Getting To Know The Neighborhood

The entertainment industry is “a small town,” a tight-knit community. You need to figure out how to fit in if you want to be invited to the parties.

But, don’t worry, lots of nerdy writers eventually get invited to the parties. As much as the producers hate to admit it, it is the writers who make everything possible.

Eventually, if you’re not being an asshat, you’ll find opportunities to move up in the business.

I live in New York and don’t know L.A. neighborhoods very well. I think this is Burbank.

If You’re Physically In Los Angeles

If you’re already in Los Angeles, just start to make friends with people who are already interested in the same things you are.

Maybe go to book signings or comic book signings and talk not just to the main attraction guest, but to other fans of your favorite authors and artists. Maybe some of them are screenwriters or industry craftspeople. Maybe they have screenwriter friends who can refer you to a good writers group.

Try to find people you can connect with on a personal level without being fake. Authentic relationships have staying power.

Don’t be pushy, don’t be too needy, find your zen and make sure they already want to help you before you make any asks. Just about everyone wants to get in the door, and most shouldn’t be, so be cool if you want to pass through the automatic riffraff shields everyone in the business tends to keep up.

Don’t ask strangers to read your scripts.

Don’t shove your work in someone’s face the first time you meet them. It’s the film industry equivalent of an unsolicited dick pic. This is how you get ignored and rejected the fastest. Wait for them to ask to read your shit.

Many entertainment professionals can’t read unsolicited material for legal reasons.



Charles Beckwith
Screenwriting Shit: A Guide For The Clueless
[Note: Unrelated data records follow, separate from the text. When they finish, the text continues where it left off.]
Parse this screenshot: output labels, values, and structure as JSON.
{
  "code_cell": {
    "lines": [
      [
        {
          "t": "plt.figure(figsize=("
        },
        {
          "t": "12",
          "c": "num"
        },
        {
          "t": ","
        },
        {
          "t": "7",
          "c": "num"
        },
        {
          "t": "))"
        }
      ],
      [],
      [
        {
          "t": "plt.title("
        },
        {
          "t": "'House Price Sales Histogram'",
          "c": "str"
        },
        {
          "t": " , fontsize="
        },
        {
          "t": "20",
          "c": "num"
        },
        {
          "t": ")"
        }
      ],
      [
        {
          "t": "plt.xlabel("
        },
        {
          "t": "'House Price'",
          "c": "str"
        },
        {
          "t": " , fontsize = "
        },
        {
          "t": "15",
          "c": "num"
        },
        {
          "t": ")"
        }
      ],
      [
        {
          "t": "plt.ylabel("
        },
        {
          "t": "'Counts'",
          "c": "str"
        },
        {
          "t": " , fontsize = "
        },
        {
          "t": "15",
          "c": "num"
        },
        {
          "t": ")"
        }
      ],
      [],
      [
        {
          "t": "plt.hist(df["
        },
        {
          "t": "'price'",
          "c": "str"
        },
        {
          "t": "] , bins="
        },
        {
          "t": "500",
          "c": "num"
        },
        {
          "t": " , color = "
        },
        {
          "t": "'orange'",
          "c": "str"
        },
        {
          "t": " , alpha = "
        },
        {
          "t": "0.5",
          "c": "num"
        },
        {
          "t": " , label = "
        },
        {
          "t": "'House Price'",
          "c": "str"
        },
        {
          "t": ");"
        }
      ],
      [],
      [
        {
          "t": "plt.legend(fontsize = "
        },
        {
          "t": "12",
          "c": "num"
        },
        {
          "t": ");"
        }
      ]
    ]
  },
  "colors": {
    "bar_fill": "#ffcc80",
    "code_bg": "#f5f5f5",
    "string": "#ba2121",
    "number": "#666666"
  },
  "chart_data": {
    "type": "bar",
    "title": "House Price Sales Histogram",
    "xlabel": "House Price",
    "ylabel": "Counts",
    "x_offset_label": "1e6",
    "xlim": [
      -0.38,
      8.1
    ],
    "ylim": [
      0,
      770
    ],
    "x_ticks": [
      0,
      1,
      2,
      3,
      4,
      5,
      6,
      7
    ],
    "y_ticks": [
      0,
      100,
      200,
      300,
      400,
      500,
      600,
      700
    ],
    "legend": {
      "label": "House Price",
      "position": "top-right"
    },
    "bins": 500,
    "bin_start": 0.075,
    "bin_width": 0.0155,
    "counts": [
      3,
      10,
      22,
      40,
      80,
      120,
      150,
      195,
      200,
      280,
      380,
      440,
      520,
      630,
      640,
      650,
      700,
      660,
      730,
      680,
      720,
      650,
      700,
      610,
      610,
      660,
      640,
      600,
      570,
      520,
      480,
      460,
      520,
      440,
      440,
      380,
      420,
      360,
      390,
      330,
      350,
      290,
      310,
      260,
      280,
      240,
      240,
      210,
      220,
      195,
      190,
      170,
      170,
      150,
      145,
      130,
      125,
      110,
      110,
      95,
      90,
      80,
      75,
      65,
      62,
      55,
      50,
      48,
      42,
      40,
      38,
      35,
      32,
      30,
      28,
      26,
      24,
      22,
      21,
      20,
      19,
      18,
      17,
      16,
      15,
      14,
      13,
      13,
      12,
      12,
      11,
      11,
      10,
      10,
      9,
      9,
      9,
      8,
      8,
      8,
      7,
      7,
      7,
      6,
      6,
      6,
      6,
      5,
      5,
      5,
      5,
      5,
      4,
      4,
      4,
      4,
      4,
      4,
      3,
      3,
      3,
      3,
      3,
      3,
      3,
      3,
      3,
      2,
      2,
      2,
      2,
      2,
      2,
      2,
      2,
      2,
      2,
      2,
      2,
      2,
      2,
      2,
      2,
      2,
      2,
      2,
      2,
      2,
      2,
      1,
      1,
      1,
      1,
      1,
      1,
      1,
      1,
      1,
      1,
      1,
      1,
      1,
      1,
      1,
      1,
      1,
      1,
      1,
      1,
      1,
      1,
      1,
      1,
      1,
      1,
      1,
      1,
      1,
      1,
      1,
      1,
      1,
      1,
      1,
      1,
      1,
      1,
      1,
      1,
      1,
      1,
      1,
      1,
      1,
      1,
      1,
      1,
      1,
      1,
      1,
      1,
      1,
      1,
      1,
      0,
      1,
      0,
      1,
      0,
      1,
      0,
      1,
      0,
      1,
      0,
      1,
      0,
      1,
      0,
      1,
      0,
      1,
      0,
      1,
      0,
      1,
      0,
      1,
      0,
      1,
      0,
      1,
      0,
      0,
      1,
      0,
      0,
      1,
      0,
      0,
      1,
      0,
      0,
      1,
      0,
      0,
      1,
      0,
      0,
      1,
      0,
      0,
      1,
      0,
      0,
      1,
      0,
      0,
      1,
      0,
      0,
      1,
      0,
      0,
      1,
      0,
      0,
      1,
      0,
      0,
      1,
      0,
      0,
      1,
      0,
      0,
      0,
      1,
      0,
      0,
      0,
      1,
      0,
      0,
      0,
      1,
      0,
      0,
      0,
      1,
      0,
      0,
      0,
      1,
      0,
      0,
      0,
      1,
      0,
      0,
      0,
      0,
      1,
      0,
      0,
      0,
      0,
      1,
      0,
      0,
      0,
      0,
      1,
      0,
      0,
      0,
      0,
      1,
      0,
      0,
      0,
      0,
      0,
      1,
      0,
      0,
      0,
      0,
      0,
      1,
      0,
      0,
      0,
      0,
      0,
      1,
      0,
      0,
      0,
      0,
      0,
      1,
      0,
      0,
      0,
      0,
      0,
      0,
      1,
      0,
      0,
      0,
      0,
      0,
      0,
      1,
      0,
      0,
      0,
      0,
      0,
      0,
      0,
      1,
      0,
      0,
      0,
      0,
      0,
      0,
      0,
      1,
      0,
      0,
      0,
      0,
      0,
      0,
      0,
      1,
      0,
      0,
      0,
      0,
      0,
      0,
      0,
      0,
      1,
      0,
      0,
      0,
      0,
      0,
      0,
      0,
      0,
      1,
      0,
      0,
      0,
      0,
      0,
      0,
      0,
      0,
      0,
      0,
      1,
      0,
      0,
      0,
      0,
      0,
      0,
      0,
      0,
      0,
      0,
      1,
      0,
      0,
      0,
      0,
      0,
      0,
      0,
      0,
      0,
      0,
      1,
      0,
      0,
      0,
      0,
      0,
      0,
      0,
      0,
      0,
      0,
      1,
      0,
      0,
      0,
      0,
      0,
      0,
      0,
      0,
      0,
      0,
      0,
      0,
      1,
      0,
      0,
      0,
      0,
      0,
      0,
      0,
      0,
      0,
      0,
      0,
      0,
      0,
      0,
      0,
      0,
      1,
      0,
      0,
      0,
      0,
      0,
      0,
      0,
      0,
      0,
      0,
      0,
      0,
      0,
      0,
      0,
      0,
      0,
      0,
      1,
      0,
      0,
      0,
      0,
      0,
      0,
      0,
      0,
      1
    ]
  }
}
Forward-thinking creative. Interests include Tech, Biz, Startups, Art, Recipes, Sci-Fi, Writing, Screenwriting, Woodworking, 2600.